John Logie Baird demonstrated a version of field-sequential color television on July 3, 1928, using a mechanical television system before his use of cathode ray tubes, and producing a vertical color image about 4 inches (10 cm) high. It was described in the journal Nature:
Baird demonstrated a modified two-color version in February 1938, using a red and blue-green filter arrangement in the transmitter; on July 27, 1939 he further demonstrated that colour scanning system in combination with a cathode ray tube with filter wheel as the receiver. By December 1940 he had publicly demonstrating a 600 line version of the system.
For the first nine months of NTSC color in 1953–1954, CBS continued to use its field-sequential color television cameras, with the field rate and signal adapted for NTSC standards, until RCA delivered its first production model of an NTSC color camera in time for the 1954–55 season.
The Soviet Union was the only other country to experiment with a field-sequential color system. It manufactured a small number of color receivers in 1954 that used a mechanical color disc.
The field-sequential system was used in specialized applications long after it had been replaced for broadcast television. A notable user of the technology was NASA. Field-sequential color cameras were used on the Apollo lunar landing cameras which transmitted color television images from the Moon during missions from 1969 to 1972. Another system was used for the Voyager program in 1979, to take pictures and video of Jupiter. Early Space Shuttle flights (from 1981 to 1995) used cameras with interchangeable lenses. For color transmissions, a field-sequential color system was built into the lens assembly. For the NASA transmissions, the video from space was field sequential, converted by a duty cycle extension technique to component RGB color video on the ground, and thereafter converted to NTSC and other world standards like PAL and SECAM.
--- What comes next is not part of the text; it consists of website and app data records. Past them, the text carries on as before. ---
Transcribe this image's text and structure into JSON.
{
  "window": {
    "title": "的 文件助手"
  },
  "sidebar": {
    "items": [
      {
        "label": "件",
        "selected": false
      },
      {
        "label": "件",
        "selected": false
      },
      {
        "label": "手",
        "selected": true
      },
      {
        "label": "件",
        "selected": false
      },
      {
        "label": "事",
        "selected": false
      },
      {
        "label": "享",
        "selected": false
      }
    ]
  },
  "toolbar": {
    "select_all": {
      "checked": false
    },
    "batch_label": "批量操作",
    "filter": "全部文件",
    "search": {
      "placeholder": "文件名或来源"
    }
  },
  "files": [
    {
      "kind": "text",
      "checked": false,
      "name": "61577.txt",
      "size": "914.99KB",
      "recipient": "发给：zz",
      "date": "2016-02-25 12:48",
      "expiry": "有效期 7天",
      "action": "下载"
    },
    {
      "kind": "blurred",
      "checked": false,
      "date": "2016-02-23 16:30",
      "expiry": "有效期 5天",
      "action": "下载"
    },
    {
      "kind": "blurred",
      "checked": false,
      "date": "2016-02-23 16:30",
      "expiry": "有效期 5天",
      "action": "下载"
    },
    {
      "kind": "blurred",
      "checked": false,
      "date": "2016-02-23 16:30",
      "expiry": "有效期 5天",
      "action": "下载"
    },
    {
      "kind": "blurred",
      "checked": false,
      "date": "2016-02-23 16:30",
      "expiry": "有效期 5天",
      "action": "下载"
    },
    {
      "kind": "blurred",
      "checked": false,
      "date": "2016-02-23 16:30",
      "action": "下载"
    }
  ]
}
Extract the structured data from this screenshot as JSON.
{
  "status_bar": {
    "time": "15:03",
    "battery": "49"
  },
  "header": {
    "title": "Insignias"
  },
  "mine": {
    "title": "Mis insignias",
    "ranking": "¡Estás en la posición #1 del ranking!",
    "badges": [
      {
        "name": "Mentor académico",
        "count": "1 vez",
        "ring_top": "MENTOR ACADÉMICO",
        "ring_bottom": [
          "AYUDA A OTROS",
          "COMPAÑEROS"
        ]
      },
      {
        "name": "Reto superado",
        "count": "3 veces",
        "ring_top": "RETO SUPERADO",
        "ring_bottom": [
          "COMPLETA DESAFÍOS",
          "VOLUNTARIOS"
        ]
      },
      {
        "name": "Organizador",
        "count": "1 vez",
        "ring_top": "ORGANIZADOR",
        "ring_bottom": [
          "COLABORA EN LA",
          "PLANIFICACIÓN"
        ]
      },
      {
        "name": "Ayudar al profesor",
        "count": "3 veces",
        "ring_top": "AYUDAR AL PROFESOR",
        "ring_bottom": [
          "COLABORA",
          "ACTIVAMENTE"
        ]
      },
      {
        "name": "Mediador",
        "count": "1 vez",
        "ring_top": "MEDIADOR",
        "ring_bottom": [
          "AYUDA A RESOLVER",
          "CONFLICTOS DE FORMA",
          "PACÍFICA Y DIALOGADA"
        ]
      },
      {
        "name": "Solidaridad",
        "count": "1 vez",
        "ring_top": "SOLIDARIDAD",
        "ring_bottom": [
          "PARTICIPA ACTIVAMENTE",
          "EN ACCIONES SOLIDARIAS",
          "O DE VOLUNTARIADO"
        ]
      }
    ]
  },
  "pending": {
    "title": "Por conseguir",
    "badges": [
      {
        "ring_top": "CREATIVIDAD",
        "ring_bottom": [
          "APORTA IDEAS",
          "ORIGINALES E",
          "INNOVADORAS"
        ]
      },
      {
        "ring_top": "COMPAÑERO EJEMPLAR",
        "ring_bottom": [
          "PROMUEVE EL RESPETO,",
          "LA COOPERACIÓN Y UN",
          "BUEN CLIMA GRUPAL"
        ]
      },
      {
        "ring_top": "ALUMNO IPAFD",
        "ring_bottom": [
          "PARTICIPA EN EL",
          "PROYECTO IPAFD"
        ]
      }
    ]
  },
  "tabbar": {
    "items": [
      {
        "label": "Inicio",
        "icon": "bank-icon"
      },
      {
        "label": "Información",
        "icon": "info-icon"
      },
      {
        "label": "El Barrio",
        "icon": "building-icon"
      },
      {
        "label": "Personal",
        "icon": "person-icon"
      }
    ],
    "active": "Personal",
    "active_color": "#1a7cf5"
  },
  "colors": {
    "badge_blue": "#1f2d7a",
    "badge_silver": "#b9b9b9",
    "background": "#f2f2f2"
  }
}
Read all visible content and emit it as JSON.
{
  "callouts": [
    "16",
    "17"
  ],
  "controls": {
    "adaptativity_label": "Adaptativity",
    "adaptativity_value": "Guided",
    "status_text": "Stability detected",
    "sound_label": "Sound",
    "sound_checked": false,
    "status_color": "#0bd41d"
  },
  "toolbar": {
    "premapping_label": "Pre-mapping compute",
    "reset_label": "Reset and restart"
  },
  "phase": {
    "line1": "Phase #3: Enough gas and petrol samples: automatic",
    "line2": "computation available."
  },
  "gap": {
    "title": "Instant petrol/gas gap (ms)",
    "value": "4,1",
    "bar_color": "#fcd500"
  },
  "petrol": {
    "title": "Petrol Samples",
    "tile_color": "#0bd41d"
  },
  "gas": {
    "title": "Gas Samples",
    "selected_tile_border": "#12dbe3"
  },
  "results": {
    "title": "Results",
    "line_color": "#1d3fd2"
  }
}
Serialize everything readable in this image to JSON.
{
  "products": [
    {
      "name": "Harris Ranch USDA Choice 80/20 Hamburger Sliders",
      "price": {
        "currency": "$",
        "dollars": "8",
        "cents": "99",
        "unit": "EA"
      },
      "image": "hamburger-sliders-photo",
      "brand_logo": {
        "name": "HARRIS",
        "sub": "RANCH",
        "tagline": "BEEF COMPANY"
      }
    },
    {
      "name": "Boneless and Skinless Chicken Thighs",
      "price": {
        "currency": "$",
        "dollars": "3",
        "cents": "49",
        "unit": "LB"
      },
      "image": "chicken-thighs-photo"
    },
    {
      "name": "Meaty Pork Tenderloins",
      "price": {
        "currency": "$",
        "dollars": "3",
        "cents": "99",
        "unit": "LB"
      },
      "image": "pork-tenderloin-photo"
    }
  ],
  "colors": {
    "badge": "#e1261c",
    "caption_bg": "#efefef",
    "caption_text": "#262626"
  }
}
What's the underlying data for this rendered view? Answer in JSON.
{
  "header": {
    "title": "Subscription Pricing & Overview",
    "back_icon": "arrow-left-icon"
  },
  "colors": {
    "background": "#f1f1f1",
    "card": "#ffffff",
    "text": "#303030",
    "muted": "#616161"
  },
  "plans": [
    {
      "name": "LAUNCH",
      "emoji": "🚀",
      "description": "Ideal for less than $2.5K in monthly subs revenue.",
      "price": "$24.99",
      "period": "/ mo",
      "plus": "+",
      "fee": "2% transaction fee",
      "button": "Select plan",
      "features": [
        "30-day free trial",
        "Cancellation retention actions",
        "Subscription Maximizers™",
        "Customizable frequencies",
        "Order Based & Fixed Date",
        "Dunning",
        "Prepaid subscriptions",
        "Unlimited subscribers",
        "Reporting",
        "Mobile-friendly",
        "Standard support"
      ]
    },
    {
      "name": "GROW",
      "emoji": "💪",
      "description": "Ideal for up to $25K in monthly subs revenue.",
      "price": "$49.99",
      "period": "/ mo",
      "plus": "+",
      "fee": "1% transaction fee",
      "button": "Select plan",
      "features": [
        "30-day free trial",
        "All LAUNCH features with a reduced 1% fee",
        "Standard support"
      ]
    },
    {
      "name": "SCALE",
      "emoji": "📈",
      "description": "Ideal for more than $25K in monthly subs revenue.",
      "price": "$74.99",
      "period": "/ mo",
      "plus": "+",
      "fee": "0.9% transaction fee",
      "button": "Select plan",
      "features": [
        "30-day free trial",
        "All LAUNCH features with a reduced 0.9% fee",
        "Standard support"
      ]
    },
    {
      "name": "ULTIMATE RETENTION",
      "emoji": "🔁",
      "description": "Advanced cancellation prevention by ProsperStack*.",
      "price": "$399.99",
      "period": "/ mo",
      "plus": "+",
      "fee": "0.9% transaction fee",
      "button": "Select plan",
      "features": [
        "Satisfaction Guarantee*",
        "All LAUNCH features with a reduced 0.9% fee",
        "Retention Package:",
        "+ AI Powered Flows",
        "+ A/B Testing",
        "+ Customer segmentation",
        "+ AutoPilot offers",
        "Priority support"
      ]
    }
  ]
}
Modern day Digital Light Processing (DLP) projectors commonly use color wheels to generate color images, typically running at a multiple of the video frame rate.